WHAT TO DO -
In your copy, reproduce each entry exactly and leave out the pictures.

EXTRACTED DATA -
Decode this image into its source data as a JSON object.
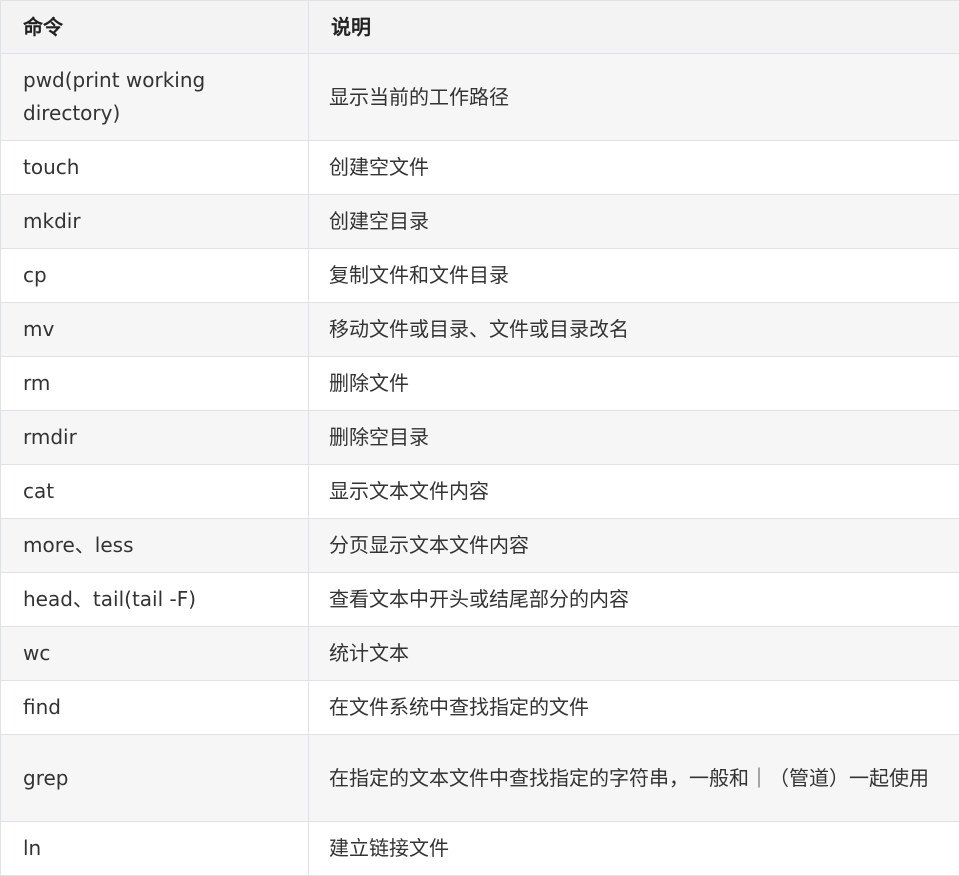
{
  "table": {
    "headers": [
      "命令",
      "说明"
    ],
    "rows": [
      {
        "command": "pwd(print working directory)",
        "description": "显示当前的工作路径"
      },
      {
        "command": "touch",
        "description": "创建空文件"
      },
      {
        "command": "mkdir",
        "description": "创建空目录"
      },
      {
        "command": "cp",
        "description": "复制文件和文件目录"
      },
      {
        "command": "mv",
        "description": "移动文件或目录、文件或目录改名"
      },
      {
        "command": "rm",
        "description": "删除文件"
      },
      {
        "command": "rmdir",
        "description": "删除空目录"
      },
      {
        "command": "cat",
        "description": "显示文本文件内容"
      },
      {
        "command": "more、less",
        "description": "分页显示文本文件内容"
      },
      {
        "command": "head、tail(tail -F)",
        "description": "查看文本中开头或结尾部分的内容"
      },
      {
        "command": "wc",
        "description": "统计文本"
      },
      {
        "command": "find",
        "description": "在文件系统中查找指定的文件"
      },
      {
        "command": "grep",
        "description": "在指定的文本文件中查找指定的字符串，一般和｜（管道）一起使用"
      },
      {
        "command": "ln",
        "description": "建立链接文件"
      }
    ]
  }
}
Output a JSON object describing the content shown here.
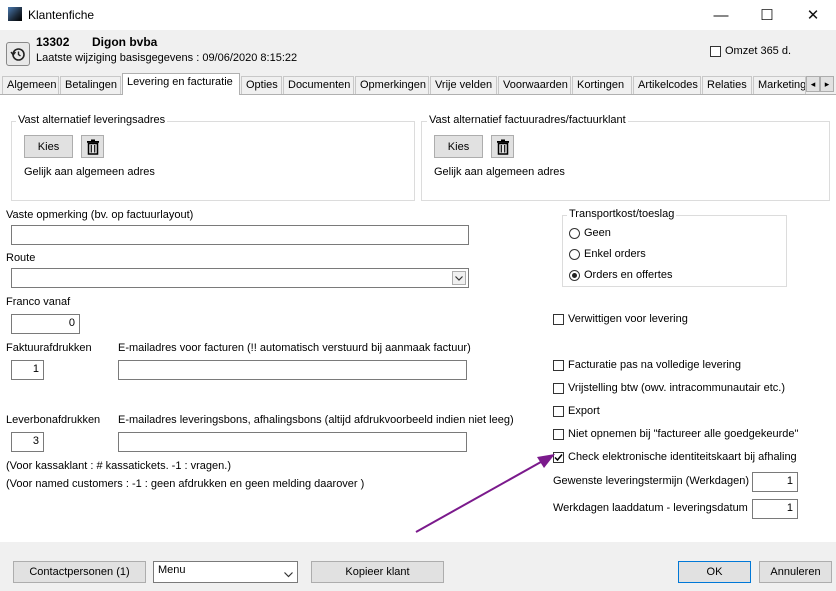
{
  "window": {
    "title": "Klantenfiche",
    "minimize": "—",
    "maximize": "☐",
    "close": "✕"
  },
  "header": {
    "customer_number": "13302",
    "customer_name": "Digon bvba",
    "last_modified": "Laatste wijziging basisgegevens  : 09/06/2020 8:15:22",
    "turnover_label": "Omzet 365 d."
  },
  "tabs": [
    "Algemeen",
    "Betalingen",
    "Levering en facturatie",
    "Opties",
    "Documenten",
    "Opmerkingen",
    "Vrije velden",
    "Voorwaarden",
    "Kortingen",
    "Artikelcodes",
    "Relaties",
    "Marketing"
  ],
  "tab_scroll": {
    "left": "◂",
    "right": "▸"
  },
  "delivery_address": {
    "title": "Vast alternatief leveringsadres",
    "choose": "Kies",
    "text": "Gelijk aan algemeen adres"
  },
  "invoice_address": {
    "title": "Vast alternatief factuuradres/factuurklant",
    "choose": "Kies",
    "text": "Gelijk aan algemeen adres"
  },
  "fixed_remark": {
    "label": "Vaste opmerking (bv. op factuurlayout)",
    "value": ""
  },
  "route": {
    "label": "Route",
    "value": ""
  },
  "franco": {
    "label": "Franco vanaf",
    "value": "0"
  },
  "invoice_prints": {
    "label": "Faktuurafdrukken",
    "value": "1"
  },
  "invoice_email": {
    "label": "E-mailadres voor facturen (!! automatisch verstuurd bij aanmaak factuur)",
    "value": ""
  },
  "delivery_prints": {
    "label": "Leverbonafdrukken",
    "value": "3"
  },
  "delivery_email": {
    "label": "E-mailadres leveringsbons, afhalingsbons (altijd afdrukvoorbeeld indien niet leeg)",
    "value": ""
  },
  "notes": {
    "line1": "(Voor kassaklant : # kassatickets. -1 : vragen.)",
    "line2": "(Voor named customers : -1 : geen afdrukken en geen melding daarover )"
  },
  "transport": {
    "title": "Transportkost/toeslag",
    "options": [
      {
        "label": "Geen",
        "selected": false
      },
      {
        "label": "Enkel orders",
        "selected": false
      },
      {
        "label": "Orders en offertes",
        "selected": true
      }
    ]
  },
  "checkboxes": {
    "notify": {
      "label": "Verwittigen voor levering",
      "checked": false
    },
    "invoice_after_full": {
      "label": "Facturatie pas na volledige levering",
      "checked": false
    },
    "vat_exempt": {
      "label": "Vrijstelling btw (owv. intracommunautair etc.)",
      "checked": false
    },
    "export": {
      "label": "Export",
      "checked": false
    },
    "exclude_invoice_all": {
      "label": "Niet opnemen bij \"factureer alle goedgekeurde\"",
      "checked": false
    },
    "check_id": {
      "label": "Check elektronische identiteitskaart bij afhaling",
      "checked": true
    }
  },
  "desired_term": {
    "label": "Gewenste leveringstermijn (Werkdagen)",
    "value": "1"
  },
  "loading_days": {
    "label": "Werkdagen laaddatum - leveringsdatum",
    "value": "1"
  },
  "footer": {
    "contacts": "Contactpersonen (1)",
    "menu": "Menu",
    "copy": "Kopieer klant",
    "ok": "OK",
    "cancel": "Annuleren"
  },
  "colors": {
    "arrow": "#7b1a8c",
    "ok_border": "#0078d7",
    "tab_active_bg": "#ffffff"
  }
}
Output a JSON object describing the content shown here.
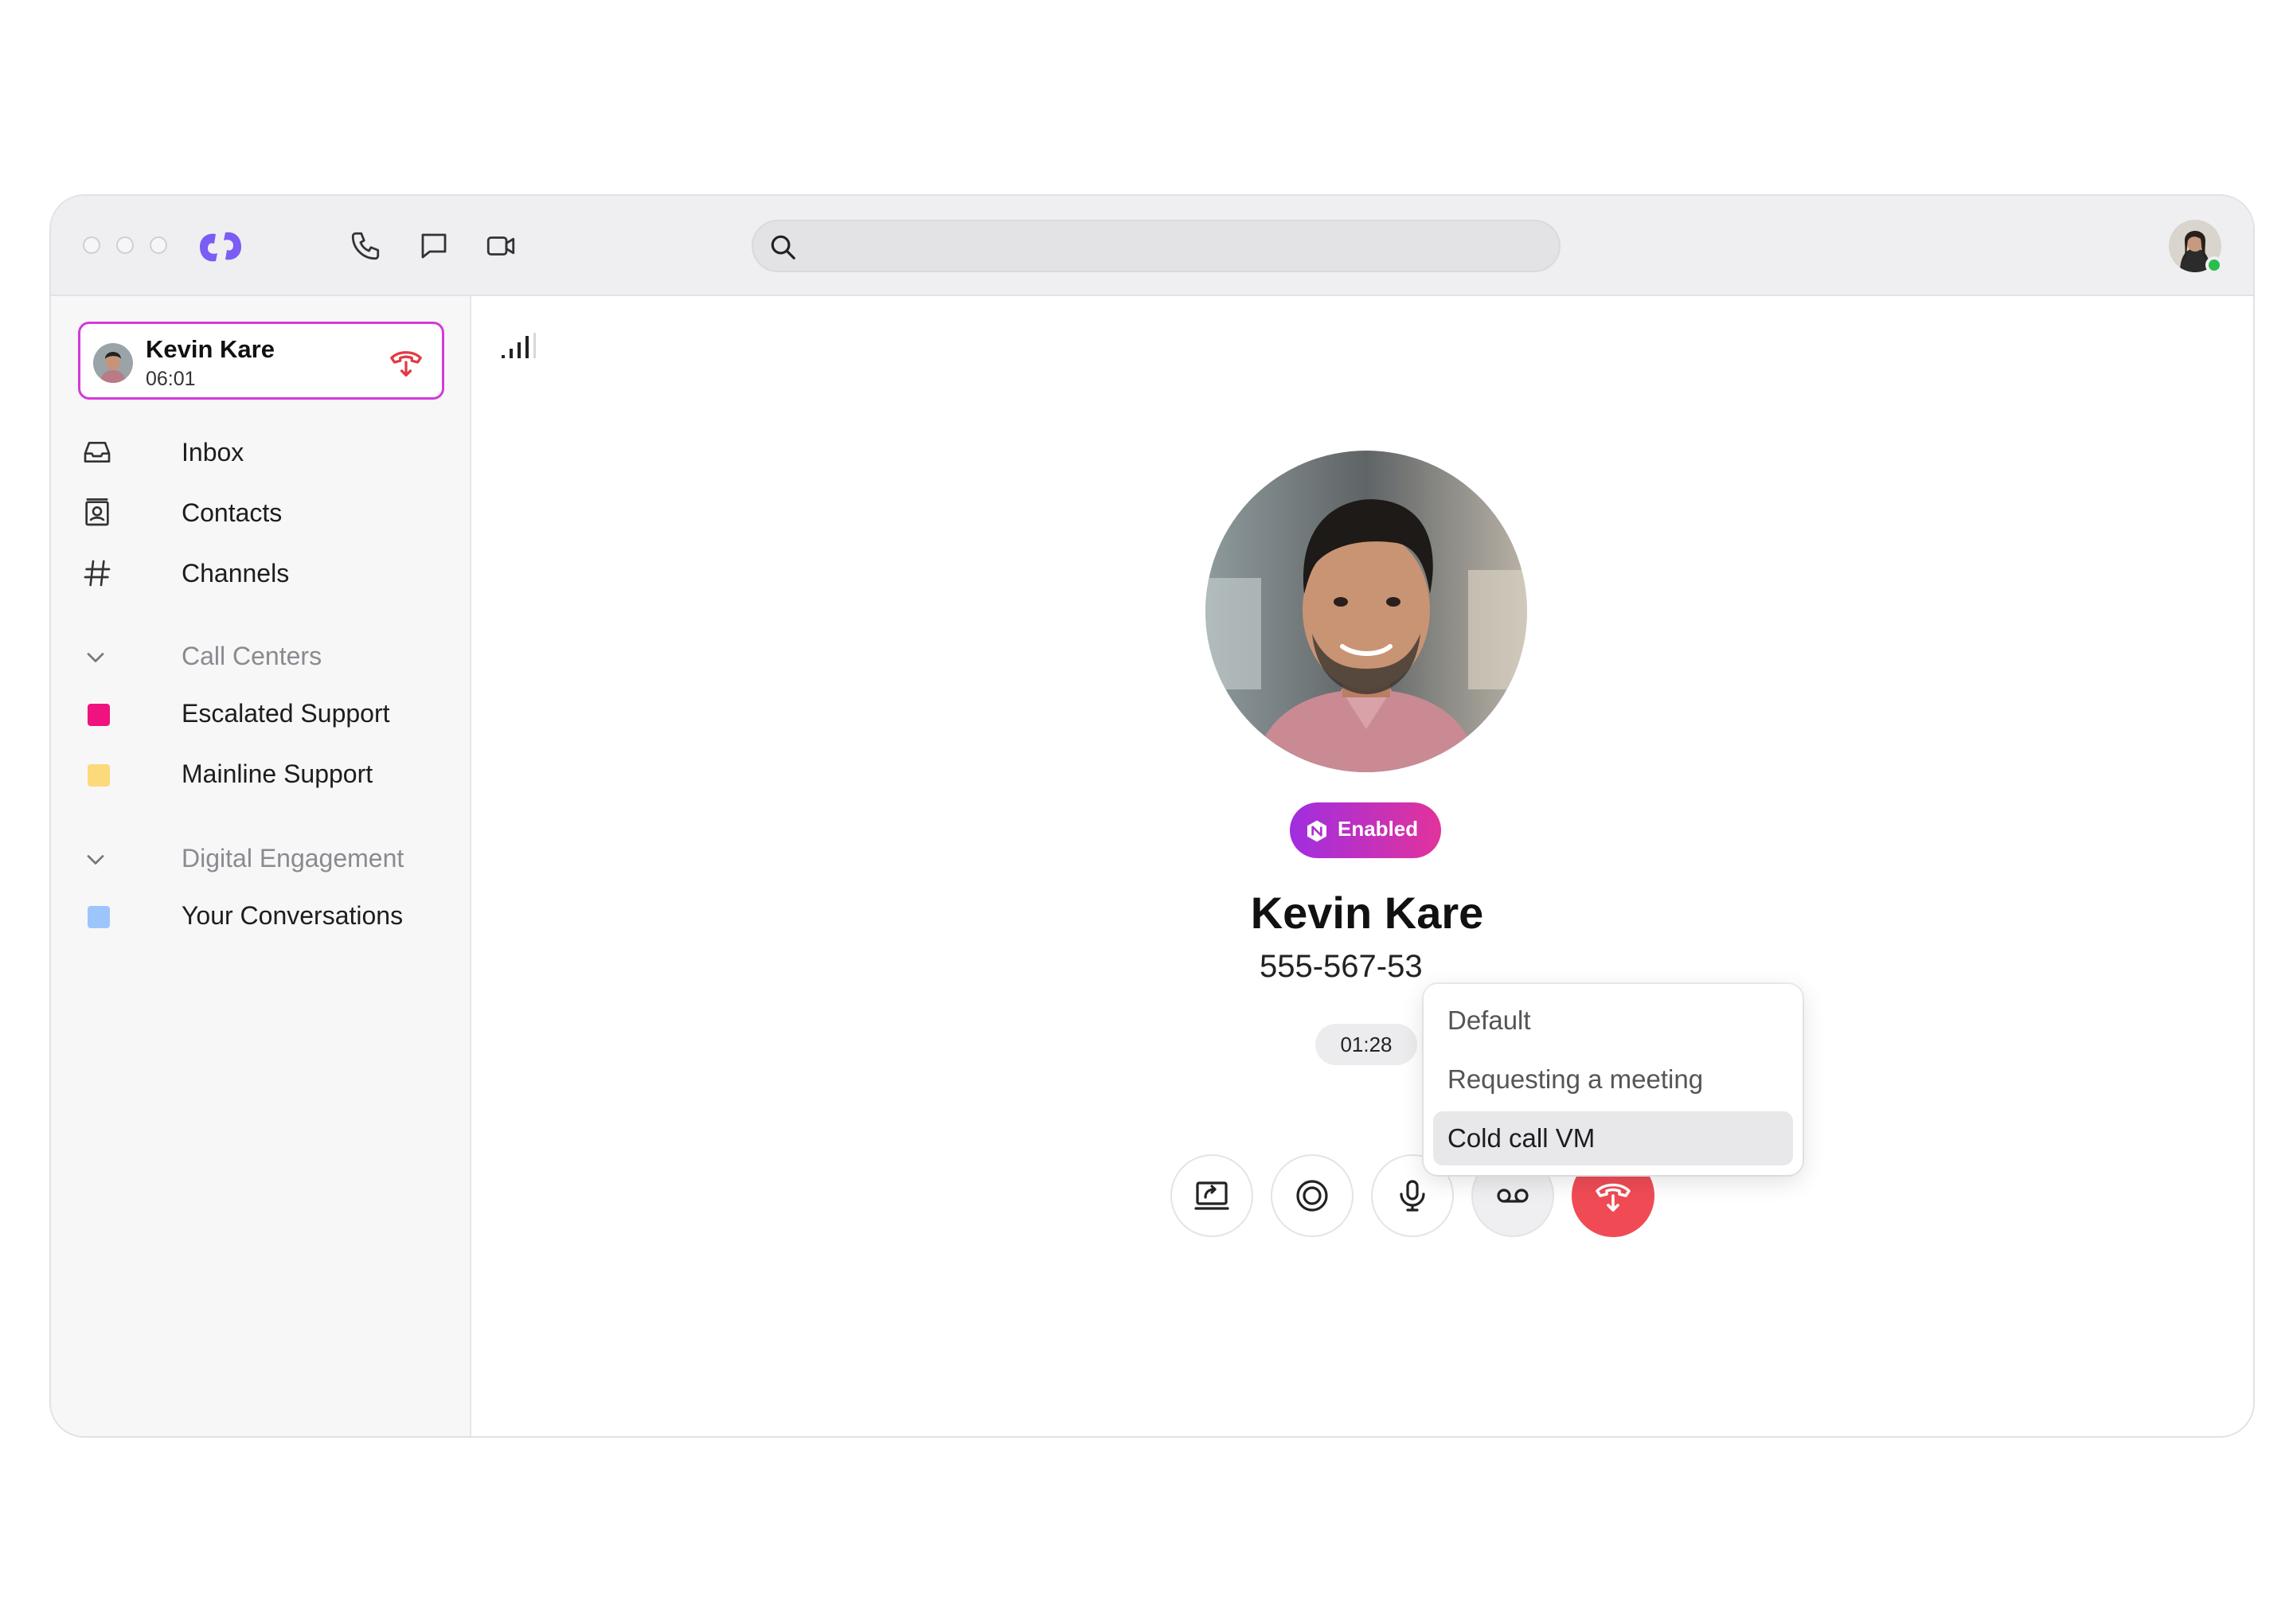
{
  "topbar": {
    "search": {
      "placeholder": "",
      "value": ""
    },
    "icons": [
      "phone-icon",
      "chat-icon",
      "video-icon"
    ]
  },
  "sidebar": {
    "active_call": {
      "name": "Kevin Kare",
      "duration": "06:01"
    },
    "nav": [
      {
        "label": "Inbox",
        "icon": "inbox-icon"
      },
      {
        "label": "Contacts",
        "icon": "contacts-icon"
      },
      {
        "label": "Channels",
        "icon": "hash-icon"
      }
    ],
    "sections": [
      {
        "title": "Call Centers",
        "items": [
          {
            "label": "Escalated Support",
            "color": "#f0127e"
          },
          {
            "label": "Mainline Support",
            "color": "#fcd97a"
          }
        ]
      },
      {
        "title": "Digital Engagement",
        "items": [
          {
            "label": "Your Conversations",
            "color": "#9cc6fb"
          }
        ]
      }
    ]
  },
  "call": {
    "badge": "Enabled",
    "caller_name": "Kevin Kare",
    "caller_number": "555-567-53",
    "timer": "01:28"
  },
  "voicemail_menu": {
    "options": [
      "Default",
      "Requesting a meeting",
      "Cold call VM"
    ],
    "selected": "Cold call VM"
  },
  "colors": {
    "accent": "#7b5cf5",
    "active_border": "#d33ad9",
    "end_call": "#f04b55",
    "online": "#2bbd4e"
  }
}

OUTPUT BELOW -
Decode this image into its source data as a JSON object.
{
  "table": {
    "headers": [
      "命令",
      "说明"
    ],
    "rows": [
      {
        "command": "pwd(print working directory)",
        "description": "显示当前的工作路径"
      },
      {
        "command": "touch",
        "description": "创建空文件"
      },
      {
        "command": "mkdir",
        "description": "创建空目录"
      },
      {
        "command": "cp",
        "description": "复制文件和文件目录"
      },
      {
        "command": "mv",
        "description": "移动文件或目录、文件或目录改名"
      },
      {
        "command": "rm",
        "description": "删除文件"
      },
      {
        "command": "rmdir",
        "description": "删除空目录"
      },
      {
        "command": "cat",
        "description": "显示文本文件内容"
      },
      {
        "command": "more、less",
        "description": "分页显示文本文件内容"
      },
      {
        "command": "head、tail(tail -F)",
        "description": "查看文本中开头或结尾部分的内容"
      },
      {
        "command": "wc",
        "description": "统计文本"
      },
      {
        "command": "find",
        "description": "在文件系统中查找指定的文件"
      },
      {
        "command": "grep",
        "description": "在指定的文本文件中查找指定的字符串，一般和｜（管道）一起使用"
      },
      {
        "command": "ln",
        "description": "建立链接文件"
      }
    ]
  }
}
Output a JSON object describing the content shown here.
{
  "window": {
    "title": "Klantenfiche",
    "minimize": "—",
    "maximize": "☐",
    "close": "✕"
  },
  "header": {
    "customer_number": "13302",
    "customer_name": "Digon bvba",
    "last_modified": "Laatste wijziging basisgegevens  : 09/06/2020 8:15:22",
    "turnover_label": "Omzet 365 d."
  },
  "tabs": [
    "Algemeen",
    "Betalingen",
    "Levering en facturatie",
    "Opties",
    "Documenten",
    "Opmerkingen",
    "Vrije velden",
    "Voorwaarden",
    "Kortingen",
    "Artikelcodes",
    "Relaties",
    "Marketing"
  ],
  "tab_scroll": {
    "left": "◂",
    "right": "▸"
  },
  "delivery_address": {
    "title": "Vast alternatief leveringsadres",
    "choose": "Kies",
    "text": "Gelijk aan algemeen adres"
  },
  "invoice_address": {
    "title": "Vast alternatief factuuradres/factuurklant",
    "choose": "Kies",
    "text": "Gelijk aan algemeen adres"
  },
  "fixed_remark": {
    "label": "Vaste opmerking (bv. op factuurlayout)",
    "value": ""
  },
  "route": {
    "label": "Route",
    "value": ""
  },
  "franco": {
    "label": "Franco vanaf",
    "value": "0"
  },
  "invoice_prints": {
    "label": "Faktuurafdrukken",
    "value": "1"
  },
  "invoice_email": {
    "label": "E-mailadres voor facturen (!! automatisch verstuurd bij aanmaak factuur)",
    "value": ""
  },
  "delivery_prints": {
    "label": "Leverbonafdrukken",
    "value": "3"
  },
  "delivery_email": {
    "label": "E-mailadres leveringsbons, afhalingsbons (altijd afdrukvoorbeeld indien niet leeg)",
    "value": ""
  },
  "notes": {
    "line1": "(Voor kassaklant : # kassatickets. -1 : vragen.)",
    "line2": "(Voor named customers : -1 : geen afdrukken en geen melding daarover )"
  },
  "transport": {
    "title": "Transportkost/toeslag",
    "options": [
      {
        "label": "Geen",
        "selected": false
      },
      {
        "label": "Enkel orders",
        "selected": false
      },
      {
        "label": "Orders en offertes",
        "selected": true
      }
    ]
  },
  "checkboxes": {
    "notify": {
      "label": "Verwittigen voor levering",
      "checked": false
    },
    "invoice_after_full": {
      "label": "Facturatie pas na volledige levering",
      "checked": false
    },
    "vat_exempt": {
      "label": "Vrijstelling btw (owv. intracommunautair etc.)",
      "checked": false
    },
    "export": {
      "label": "Export",
      "checked": false
    },
    "exclude_invoice_all": {
      "label": "Niet opnemen bij \"factureer alle goedgekeurde\"",
      "checked": false
    },
    "check_id": {
      "label": "Check elektronische identiteitskaart bij afhaling",
      "checked": true
    }
  },
  "desired_term": {
    "label": "Gewenste leveringstermijn (Werkdagen)",
    "value": "1"
  },
  "loading_days": {
    "label": "Werkdagen laaddatum - leveringsdatum",
    "value": "1"
  },
  "footer": {
    "contacts": "Contactpersonen (1)",
    "menu": "Menu",
    "copy": "Kopieer klant",
    "ok": "OK",
    "cancel": "Annuleren"
  },
  "colors": {
    "arrow": "#7b1a8c",
    "ok_border": "#0078d7",
    "tab_active_bg": "#ffffff"
  }
}
Output a JSON object describing the content shown here.
{
  "topbar": {
    "search": {
      "placeholder": "",
      "value": ""
    },
    "icons": [
      "phone-icon",
      "chat-icon",
      "video-icon"
    ]
  },
  "sidebar": {
    "active_call": {
      "name": "Kevin Kare",
      "duration": "06:01"
    },
    "nav": [
      {
        "label": "Inbox",
        "icon": "inbox-icon"
      },
      {
        "label": "Contacts",
        "icon": "contacts-icon"
      },
      {
        "label": "Channels",
        "icon": "hash-icon"
      }
    ],
    "sections": [
      {
        "title": "Call Centers",
        "items": [
          {
            "label": "Escalated Support",
            "color": "#f0127e"
          },
          {
            "label": "Mainline Support",
            "color": "#fcd97a"
          }
        ]
      },
      {
        "title": "Digital Engagement",
        "items": [
          {
            "label": "Your Conversations",
            "color": "#9cc6fb"
          }
        ]
      }
    ]
  },
  "call": {
    "badge": "Enabled",
    "caller_name": "Kevin Kare",
    "caller_number": "555-567-53",
    "timer": "01:28"
  },
  "voicemail_menu": {
    "options": [
      "Default",
      "Requesting a meeting",
      "Cold call VM"
    ],
    "selected": "Cold call VM"
  },
  "colors": {
    "accent": "#7b5cf5",
    "active_border": "#d33ad9",
    "end_call": "#f04b55",
    "online": "#2bbd4e"
  }
}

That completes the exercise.